One would have personally liked to see Mauritius re-gaining sovereignty over the Islands. But, as is known, because of the political agreements/understandings that the Mauritius leaders, including most notably and definitely, Sir Seewoosagar Ramgoolam has had with the British government in the prelude to the national independence, the Chagos had moved into British-American control for their geo-strategic preoccupations, with Britain gaining legal rights of administrative control over the BIOT till a time far into future when they will on their own hopefully transfer the territory as no longer needed-a proposition which is highly unlikely to materialize in our own times.
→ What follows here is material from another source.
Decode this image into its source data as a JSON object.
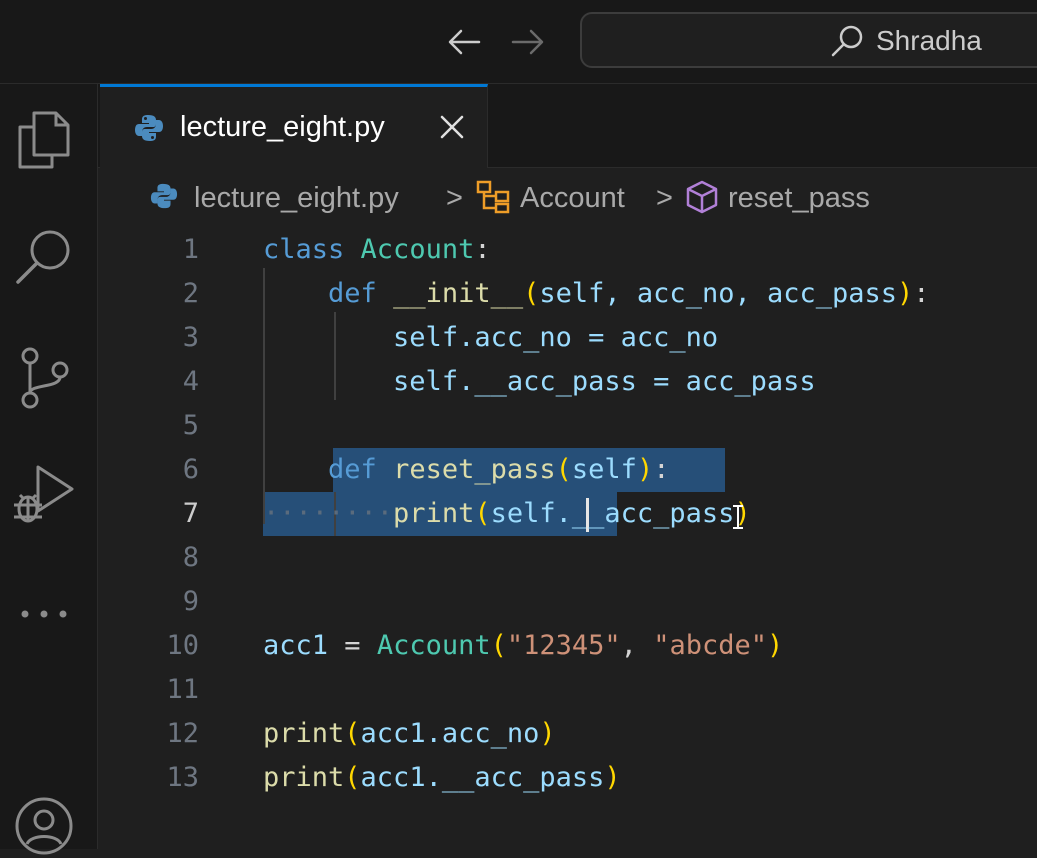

The Award graphically documents as to how the PM Ramgoolam was heavily influenced by considerations of electoral politics and the prospects for return to power in taking this unprecedented position of a legal war on the UK over the Chagos Islands issue. Having raised up the expectations on the controversial issue, the PM had no political option except to be seen to be staying the course, especially with the UK virtually ignoring his protestations. While the national discourse on the Chagos Arbitration, shaped by the PM’s narrative, focussed on the sovereignty challenge, the Award clearly establishes that despite the national/domestic political posturing by the PM, the Mauritius position at the Court on the case was based on legal strategies. In any case, the Tribunal found that it does not have the juridical competence/ legal jurisdiction to look into the sovereignty dispute between the countries, as the legal challenge was on other issues such as certain measures Britain unilaterally took to protect the marine environment around the Islands under its control.
One final thought: Had the people of Mauritius been fully aware of the enormous costs the Arbitration proceedings entailed and the limited outcomes it would eventually produce for the nation, would they have allowed the leaders to go on with their plans?
Through his succinct remarks on the Chagos Arbitration on May 17, 2012, the Khalifatullah (atba) was speaking exactly like a true patriot and son of his soil, a true and committed Mauritian who was aware of what machinations and plans the wily politicians are capable of playing in their power-games, all in the name of the people. Viewed in its entirety, despite his protestations to the contrary, it is apparent that the former PM's international court procedure route for re-establishing the national sovereignty over the Chagos Islands, did not attain with the success he was hoping for, an outcome that was clearly foretold in the Speech of May 17, 2012 by the Khalifatullah (atba). One can only marvel at the extraordinary insights- be it on spiritual and religious matters or on secular and world affairs- that Allah (swt) continues to bestow on His chosen servant of this era, the Khalifatullah Hazrat Munir Ahmad Azim Sahib (atba) of Mauritius, Alhamdulillah, Soumma Alhamdulillah.